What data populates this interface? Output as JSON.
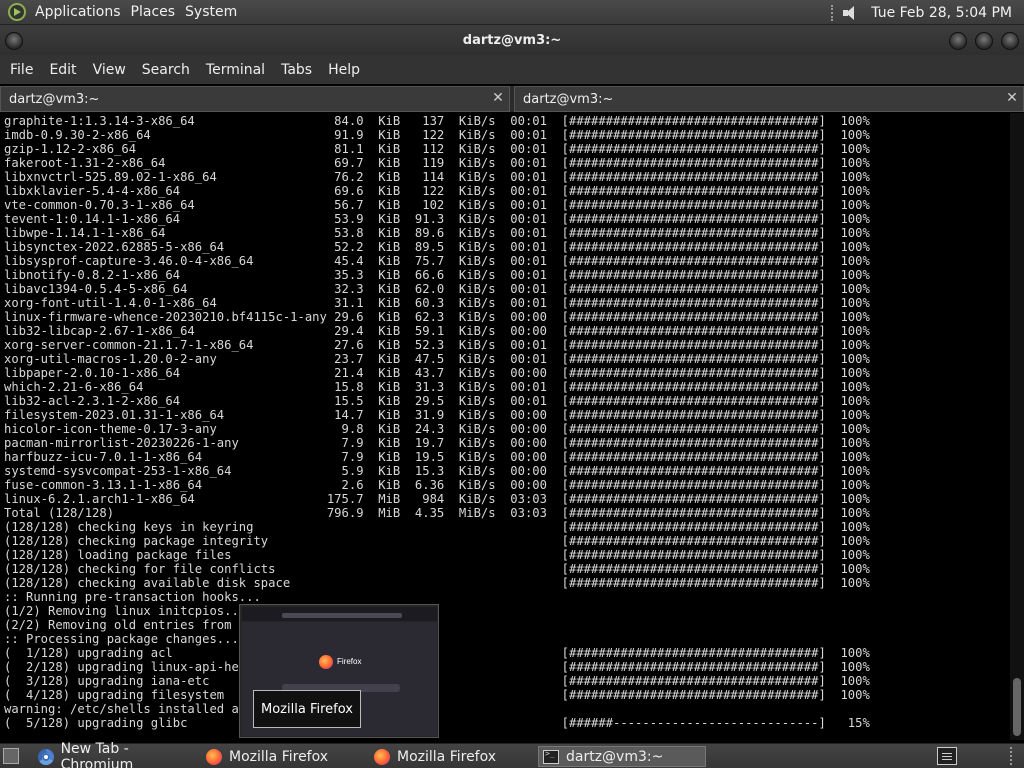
{
  "top_panel": {
    "menus": [
      "Applications",
      "Places",
      "System"
    ],
    "clock": "Tue Feb 28,  5:04 PM"
  },
  "window": {
    "title": "dartz@vm3:~"
  },
  "menubar": [
    "File",
    "Edit",
    "View",
    "Search",
    "Terminal",
    "Tabs",
    "Help"
  ],
  "tabs": [
    {
      "label": "dartz@vm3:~"
    },
    {
      "label": "dartz@vm3:~"
    }
  ],
  "terminal": {
    "lines": [
      "graphite-1:1.3.14-3-x86_64                   84.0  KiB   137  KiB/s  00:01  [##################################]  100%",
      "imdb-0.9.30-2-x86_64                         91.9  KiB   122  KiB/s  00:01  [##################################]  100%",
      "gzip-1.12-2-x86_64                           81.1  KiB   112  KiB/s  00:01  [##################################]  100%",
      "fakeroot-1.31-2-x86_64                       69.7  KiB   119  KiB/s  00:01  [##################################]  100%",
      "libxnvctrl-525.89.02-1-x86_64                76.2  KiB   114  KiB/s  00:01  [##################################]  100%",
      "libxklavier-5.4-4-x86_64                     69.6  KiB   122  KiB/s  00:01  [##################################]  100%",
      "vte-common-0.70.3-1-x86_64                   56.7  KiB   102  KiB/s  00:01  [##################################]  100%",
      "tevent-1:0.14.1-1-x86_64                     53.9  KiB  91.3  KiB/s  00:01  [##################################]  100%",
      "libwpe-1.14.1-1-x86_64                       53.8  KiB  89.6  KiB/s  00:01  [##################################]  100%",
      "libsynctex-2022.62885-5-x86_64               52.2  KiB  89.5  KiB/s  00:01  [##################################]  100%",
      "libsysprof-capture-3.46.0-4-x86_64           45.4  KiB  75.7  KiB/s  00:01  [##################################]  100%",
      "libnotify-0.8.2-1-x86_64                     35.3  KiB  66.6  KiB/s  00:01  [##################################]  100%",
      "libavc1394-0.5.4-5-x86_64                    32.3  KiB  62.0  KiB/s  00:01  [##################################]  100%",
      "xorg-font-util-1.4.0-1-x86_64                31.1  KiB  60.3  KiB/s  00:01  [##################################]  100%",
      "linux-firmware-whence-20230210.bf4115c-1-any 29.6  KiB  62.3  KiB/s  00:00  [##################################]  100%",
      "lib32-libcap-2.67-1-x86_64                   29.4  KiB  59.1  KiB/s  00:00  [##################################]  100%",
      "xorg-server-common-21.1.7-1-x86_64           27.6  KiB  52.3  KiB/s  00:01  [##################################]  100%",
      "xorg-util-macros-1.20.0-2-any                23.7  KiB  47.5  KiB/s  00:01  [##################################]  100%",
      "libpaper-2.0.10-1-x86_64                     21.4  KiB  43.7  KiB/s  00:00  [##################################]  100%",
      "which-2.21-6-x86_64                          15.8  KiB  31.3  KiB/s  00:01  [##################################]  100%",
      "lib32-acl-2.3.1-2-x86_64                     15.5  KiB  29.5  KiB/s  00:01  [##################################]  100%",
      "filesystem-2023.01.31-1-x86_64               14.7  KiB  31.9  KiB/s  00:00  [##################################]  100%",
      "hicolor-icon-theme-0.17-3-any                 9.8  KiB  24.3  KiB/s  00:00  [##################################]  100%",
      "pacman-mirrorlist-20230226-1-any              7.9  KiB  19.7  KiB/s  00:00  [##################################]  100%",
      "harfbuzz-icu-7.0.1-1-x86_64                   7.9  KiB  19.5  KiB/s  00:00  [##################################]  100%",
      "systemd-sysvcompat-253-1-x86_64               5.9  KiB  15.3  KiB/s  00:00  [##################################]  100%",
      "fuse-common-3.13.1-1-x86_64                   2.6  KiB  6.36  KiB/s  00:00  [##################################]  100%",
      "linux-6.2.1.arch1-1-x86_64                  175.7  MiB   984  KiB/s  03:03  [##################################]  100%",
      "Total (128/128)                             796.9  MiB  4.35  MiB/s  03:03  [##################################]  100%",
      "(128/128) checking keys in keyring                                          [##################################]  100%",
      "(128/128) checking package integrity                                        [##################################]  100%",
      "(128/128) loading package files                                             [##################################]  100%",
      "(128/128) checking for file conflicts                                       [##################################]  100%",
      "(128/128) checking available disk space                                     [##################################]  100%",
      ":: Running pre-transaction hooks...",
      "(1/2) Removing linux initcpios...",
      "(2/2) Removing old entries from the info directory file...",
      ":: Processing package changes...",
      "(  1/128) upgrading acl                                                     [##################################]  100%",
      "(  2/128) upgrading linux-api-headers                                       [##################################]  100%",
      "(  3/128) upgrading iana-etc                                                [##################################]  100%",
      "(  4/128) upgrading filesystem                                              [##################################]  100%",
      "warning: /etc/shells installed as /etc/shells.pacnew",
      "(  5/128) upgrading glibc                                                   [######----------------------------]   15%"
    ]
  },
  "preview": {
    "title": "Mozilla Firefox",
    "brand": "Firefox"
  },
  "taskbar": [
    {
      "label": "New Tab - Chromium",
      "icon": "chromium-icon"
    },
    {
      "label": "Mozilla Firefox",
      "icon": "firefox-icon"
    },
    {
      "label": "Mozilla Firefox",
      "icon": "firefox-icon"
    },
    {
      "label": "dartz@vm3:~",
      "icon": "terminal-icon",
      "active": true
    }
  ]
}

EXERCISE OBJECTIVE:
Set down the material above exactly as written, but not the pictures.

ANSWER BOX:
What data populates this interface? Output as JSON.
{
  "top_panel": {
    "menus": [
      "Applications",
      "Places",
      "System"
    ],
    "clock": "Tue Feb 28,  5:04 PM"
  },
  "window": {
    "title": "dartz@vm3:~"
  },
  "menubar": [
    "File",
    "Edit",
    "View",
    "Search",
    "Terminal",
    "Tabs",
    "Help"
  ],
  "tabs": [
    {
      "label": "dartz@vm3:~"
    },
    {
      "label": "dartz@vm3:~"
    }
  ],
  "terminal": {
    "lines": [
      "graphite-1:1.3.14-3-x86_64                   84.0  KiB   137  KiB/s  00:01  [##################################]  100%",
      "imdb-0.9.30-2-x86_64                         91.9  KiB   122  KiB/s  00:01  [##################################]  100%",
      "gzip-1.12-2-x86_64                           81.1  KiB   112  KiB/s  00:01  [##################################]  100%",
      "fakeroot-1.31-2-x86_64                       69.7  KiB   119  KiB/s  00:01  [##################################]  100%",
      "libxnvctrl-525.89.02-1-x86_64                76.2  KiB   114  KiB/s  00:01  [##################################]  100%",
      "libxklavier-5.4-4-x86_64                     69.6  KiB   122  KiB/s  00:01  [##################################]  100%",
      "vte-common-0.70.3-1-x86_64                   56.7  KiB   102  KiB/s  00:01  [##################################]  100%",
      "tevent-1:0.14.1-1-x86_64                     53.9  KiB  91.3  KiB/s  00:01  [##################################]  100%",
      "libwpe-1.14.1-1-x86_64                       53.8  KiB  89.6  KiB/s  00:01  [##################################]  100%",
      "libsynctex-2022.62885-5-x86_64               52.2  KiB  89.5  KiB/s  00:01  [##################################]  100%",
      "libsysprof-capture-3.46.0-4-x86_64           45.4  KiB  75.7  KiB/s  00:01  [##################################]  100%",
      "libnotify-0.8.2-1-x86_64                     35.3  KiB  66.6  KiB/s  00:01  [##################################]  100%",
      "libavc1394-0.5.4-5-x86_64                    32.3  KiB  62.0  KiB/s  00:01  [##################################]  100%",
      "xorg-font-util-1.4.0-1-x86_64                31.1  KiB  60.3  KiB/s  00:01  [##################################]  100%",
      "linux-firmware-whence-20230210.bf4115c-1-any 29.6  KiB  62.3  KiB/s  00:00  [##################################]  100%",
      "lib32-libcap-2.67-1-x86_64                   29.4  KiB  59.1  KiB/s  00:00  [##################################]  100%",
      "xorg-server-common-21.1.7-1-x86_64           27.6  KiB  52.3  KiB/s  00:01  [##################################]  100%",
      "xorg-util-macros-1.20.0-2-any                23.7  KiB  47.5  KiB/s  00:01  [##################################]  100%",
      "libpaper-2.0.10-1-x86_64                     21.4  KiB  43.7  KiB/s  00:00  [##################################]  100%",
      "which-2.21-6-x86_64                          15.8  KiB  31.3  KiB/s  00:01  [##################################]  100%",
      "lib32-acl-2.3.1-2-x86_64                     15.5  KiB  29.5  KiB/s  00:01  [##################################]  100%",
      "filesystem-2023.01.31-1-x86_64               14.7  KiB  31.9  KiB/s  00:00  [##################################]  100%",
      "hicolor-icon-theme-0.17-3-any                 9.8  KiB  24.3  KiB/s  00:00  [##################################]  100%",
      "pacman-mirrorlist-20230226-1-any              7.9  KiB  19.7  KiB/s  00:00  [##################################]  100%",
      "harfbuzz-icu-7.0.1-1-x86_64                   7.9  KiB  19.5  KiB/s  00:00  [##################################]  100%",
      "systemd-sysvcompat-253-1-x86_64               5.9  KiB  15.3  KiB/s  00:00  [##################################]  100%",
      "fuse-common-3.13.1-1-x86_64                   2.6  KiB  6.36  KiB/s  00:00  [##################################]  100%",
      "linux-6.2.1.arch1-1-x86_64                  175.7  MiB   984  KiB/s  03:03  [##################################]  100%",
      "Total (128/128)                             796.9  MiB  4.35  MiB/s  03:03  [##################################]  100%",
      "(128/128) checking keys in keyring                                          [##################################]  100%",
      "(128/128) checking package integrity                                        [##################################]  100%",
      "(128/128) loading package files                                             [##################################]  100%",
      "(128/128) checking for file conflicts                                       [##################################]  100%",
      "(128/128) checking available disk space                                     [##################################]  100%",
      ":: Running pre-transaction hooks...",
      "(1/2) Removing linux initcpios...",
      "(2/2) Removing old entries from the info directory file...",
      ":: Processing package changes...",
      "(  1/128) upgrading acl                                                     [##################################]  100%",
      "(  2/128) upgrading linux-api-headers                                       [##################################]  100%",
      "(  3/128) upgrading iana-etc                                                [##################################]  100%",
      "(  4/128) upgrading filesystem                                              [##################################]  100%",
      "warning: /etc/shells installed as /etc/shells.pacnew",
      "(  5/128) upgrading glibc                                                   [######----------------------------]   15%"
    ]
  },
  "preview": {
    "title": "Mozilla Firefox",
    "brand": "Firefox"
  },
  "taskbar": [
    {
      "label": "New Tab - Chromium",
      "icon": "chromium-icon"
    },
    {
      "label": "Mozilla Firefox",
      "icon": "firefox-icon"
    },
    {
      "label": "Mozilla Firefox",
      "icon": "firefox-icon"
    },
    {
      "label": "dartz@vm3:~",
      "icon": "terminal-icon",
      "active": true
    }
  ]
}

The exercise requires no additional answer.